Piggybacking off her earlier quote, NOM chief Maggie Gallagher has a whole listicle entitled “Is Gay Marriage Inevitable?,” with predictable answers. You see, in the interview she gave to Poitico‘s Ben Smith, none of her awesome reasons about how gay marriage isn’t in our destiny were included in the list. So she typed them all up and published ’em for ya! They are all terribly transparent, and so easy to shoot down, a blogger could do it. So we did.
She’s got eight bullet points why marriage is not inevitable. Allow us to share.
1. Nothing is inevitable.
We are talking about the future here. It’s weird to have “reporting” that something that has not yet happened will certainly happen. The future is never inevitable.
Actually, “the future” is inevitable. It will happen. In the half-second that passed between typing that last sentence, the future happened. Let’s not get into Physics 101, okay? But Maggie is right: Nothing is for certain. Unless you’re a history professor in twenty years, in which case Maggie’s appearance under “hate leaders” is, in fact, inevitable.
2. Young people are not as unanimous as most people think.
In California, the young-adults vote split 55 percent to 45 percent. Is it so hard to imagine 5 percent of those young people changing their minds as they move through the life cycle?
Of course not. But they’ll be replaced by even more progressive younger people each and every year. Watch as they grow, successively, more progressive — and more accepting of LGBTs.
3. The argument from despair is bait and switch.
They are trying push the idea that gay marriage is inevitable, because they are losing the argument that gay marriage is a good idea.
Or you’re just more effective in pushing a fearmongering campaign that elicits terror, while gay marriage advocates — foolishly? — have been focusing on things like equality and love.
4. Progressives are often wrong about the future.
Here’s my personal litany: Progressives told me abortion would be a dead issue by today, because young people in 1975 were so pro-choice. They told me there would be no more homemakers at all by the year 2000, because of the attitudes and values of young women in 1975. Some even told me the Soviet Union was the wave of the future. I mean, really, fool me once shame on you. Fool me over and over again . . . I must be a Republican!
Sure, but conservatives and Republicans are at least as equally misguided about their own ability to predict the future.
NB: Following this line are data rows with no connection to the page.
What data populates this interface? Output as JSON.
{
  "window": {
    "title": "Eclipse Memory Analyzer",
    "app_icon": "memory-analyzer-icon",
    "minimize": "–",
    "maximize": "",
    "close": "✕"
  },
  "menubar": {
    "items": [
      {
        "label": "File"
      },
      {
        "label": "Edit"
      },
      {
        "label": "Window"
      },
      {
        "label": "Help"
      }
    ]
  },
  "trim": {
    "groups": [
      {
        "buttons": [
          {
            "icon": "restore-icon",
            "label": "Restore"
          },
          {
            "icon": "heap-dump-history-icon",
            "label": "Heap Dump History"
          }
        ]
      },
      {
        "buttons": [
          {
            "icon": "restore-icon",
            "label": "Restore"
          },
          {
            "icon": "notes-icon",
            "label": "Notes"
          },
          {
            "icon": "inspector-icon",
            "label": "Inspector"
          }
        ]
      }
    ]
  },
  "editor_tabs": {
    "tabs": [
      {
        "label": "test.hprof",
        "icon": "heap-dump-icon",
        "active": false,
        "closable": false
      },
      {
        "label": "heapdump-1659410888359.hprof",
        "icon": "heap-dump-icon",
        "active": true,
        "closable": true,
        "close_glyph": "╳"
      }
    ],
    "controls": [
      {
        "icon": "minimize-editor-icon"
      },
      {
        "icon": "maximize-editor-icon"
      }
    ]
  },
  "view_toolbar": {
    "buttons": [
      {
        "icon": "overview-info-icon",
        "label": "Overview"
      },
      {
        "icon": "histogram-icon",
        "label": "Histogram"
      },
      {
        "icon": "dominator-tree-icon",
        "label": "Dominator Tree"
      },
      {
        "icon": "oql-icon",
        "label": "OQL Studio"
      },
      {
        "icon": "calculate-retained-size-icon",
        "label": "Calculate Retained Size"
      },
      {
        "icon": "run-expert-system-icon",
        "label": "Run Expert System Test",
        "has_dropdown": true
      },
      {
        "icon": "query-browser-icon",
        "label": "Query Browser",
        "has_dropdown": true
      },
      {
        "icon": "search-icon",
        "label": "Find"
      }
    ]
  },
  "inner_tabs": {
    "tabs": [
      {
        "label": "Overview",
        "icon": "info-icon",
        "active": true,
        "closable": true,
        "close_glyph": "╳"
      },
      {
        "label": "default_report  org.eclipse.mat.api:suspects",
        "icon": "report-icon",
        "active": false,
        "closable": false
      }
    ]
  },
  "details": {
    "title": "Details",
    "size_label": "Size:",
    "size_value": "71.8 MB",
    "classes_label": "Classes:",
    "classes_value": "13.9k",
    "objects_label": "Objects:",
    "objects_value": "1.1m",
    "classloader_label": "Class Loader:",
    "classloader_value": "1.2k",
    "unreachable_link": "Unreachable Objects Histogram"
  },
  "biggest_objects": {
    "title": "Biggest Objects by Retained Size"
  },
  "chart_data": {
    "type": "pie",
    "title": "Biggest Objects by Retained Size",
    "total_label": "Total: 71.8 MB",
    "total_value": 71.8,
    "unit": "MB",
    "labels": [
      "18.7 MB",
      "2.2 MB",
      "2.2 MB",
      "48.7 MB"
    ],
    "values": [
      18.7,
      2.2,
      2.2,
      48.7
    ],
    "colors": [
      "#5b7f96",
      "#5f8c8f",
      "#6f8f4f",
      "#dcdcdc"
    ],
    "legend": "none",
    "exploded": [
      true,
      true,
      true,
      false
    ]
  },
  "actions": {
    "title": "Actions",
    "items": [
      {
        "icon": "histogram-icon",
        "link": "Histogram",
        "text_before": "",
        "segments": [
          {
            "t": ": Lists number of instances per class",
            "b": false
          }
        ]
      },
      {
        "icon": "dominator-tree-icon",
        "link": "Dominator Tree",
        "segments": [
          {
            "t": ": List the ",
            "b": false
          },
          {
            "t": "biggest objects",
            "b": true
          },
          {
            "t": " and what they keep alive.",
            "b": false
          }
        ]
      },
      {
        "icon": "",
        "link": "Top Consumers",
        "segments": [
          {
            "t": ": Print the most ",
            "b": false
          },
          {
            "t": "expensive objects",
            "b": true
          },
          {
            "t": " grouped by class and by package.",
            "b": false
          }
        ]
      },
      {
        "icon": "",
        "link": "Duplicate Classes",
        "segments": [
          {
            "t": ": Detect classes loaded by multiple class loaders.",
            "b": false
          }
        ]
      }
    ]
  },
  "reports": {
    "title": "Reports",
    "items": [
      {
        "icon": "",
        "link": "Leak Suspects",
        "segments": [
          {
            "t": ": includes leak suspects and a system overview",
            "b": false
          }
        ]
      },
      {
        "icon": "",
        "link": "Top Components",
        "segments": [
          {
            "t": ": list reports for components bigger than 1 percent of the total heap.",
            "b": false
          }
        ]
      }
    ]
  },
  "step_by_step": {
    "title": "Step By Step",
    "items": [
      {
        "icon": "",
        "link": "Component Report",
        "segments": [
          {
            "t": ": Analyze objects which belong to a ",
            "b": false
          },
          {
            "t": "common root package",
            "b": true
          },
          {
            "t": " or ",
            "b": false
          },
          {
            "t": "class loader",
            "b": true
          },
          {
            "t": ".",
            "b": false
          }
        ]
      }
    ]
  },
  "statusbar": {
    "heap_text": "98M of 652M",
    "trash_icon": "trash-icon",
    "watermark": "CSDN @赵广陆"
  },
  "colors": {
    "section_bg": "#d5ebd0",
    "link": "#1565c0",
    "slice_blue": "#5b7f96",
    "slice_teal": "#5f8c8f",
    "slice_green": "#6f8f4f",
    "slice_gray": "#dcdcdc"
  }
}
Wasn’t is just in 2004 that Weekly Standard editor Fred Barnes was predicting the rise, and prosperity, of conservatism, and that GOP power couldn’t be taken away any time soon? Oh, right.
5. Demography could be destiny.
If there is one force that directly contradicts the inevitability argument, it is that traditionalists have more children. Preventing schools and media from corrupting those children is a problem, but not necessarily an insoluable one. Religous groups are increasingly focused on the problem of how to transmit a marriage culture to the next generation (see the USCCB’s recent initiatives).
No, preventing schools and media from learning about acceptance and tolerance is the problem. And while “traditionalists” may be popping out more kids (source, please?), ya know who’s a fast-growing segment of child rearers? Homosexuals!
6. Change is inevitable.
Generational arguments tend to work only for one generation: Right now, it’s “cool” to be pro-gay marriage. In ten years, it will be what the old folks think. Even gay people may decide, as they get used to living in a tolerant and free America, they don’t want to waste all that time and energy on a symbolic social issue, anyway. (I know gay people who think that right now). I am not saying it will happen, only that it could. The future is not going to look like the present (see point one above). Inevitability is a manufactured narrative, not a fundamental truth.
We’ve never know the gay community to be, especially in the last half century, among those who get tired pushing for “symbolic social issues.” In fact, we’re a pretty resilient bunch, and the past year’s societal missteps are only giving us more reason to continue fighting. Harder. Louder. Longer. Meanwhile, as Maggie herself says, “the future is not going to look like the present” — effectively contradicting her own statement, that change is, in fact, inevitable. And change means marriage equality.
7. Newsflash: 18-year-olds can be wrong.
Should we really say “Hmm, whatever the 18-year-olds think, that must be inevitable,” and go do that? I mean, would we reason like that on any other issue?
Know who else can be wrong? 49-year-olds.
8. New York’s highest court was right.
From Hernandez v. Robles:
The dissenters assert confidently that “future generations” will agree with their view of this case (dissenting op at 396). We do not predict what people will think generations from now, but we believe the present generation should have a chance to decide the issue through its elected representatives. We therefore express our hope that the participants in the controversy over same-sex marriage will address their arguments to the Legislature; that the Legislature will listen and decide as wisely as it can; and that those unhappy with the result — as many undoubtedly will be — will respect it as people in a democratic state should respect choices democratically made.
Speaking of deciding issues through elected representatives, may we bring your attention to something elected representatives did in 1868.
Sit down, Mags. You’re not convincing anyone.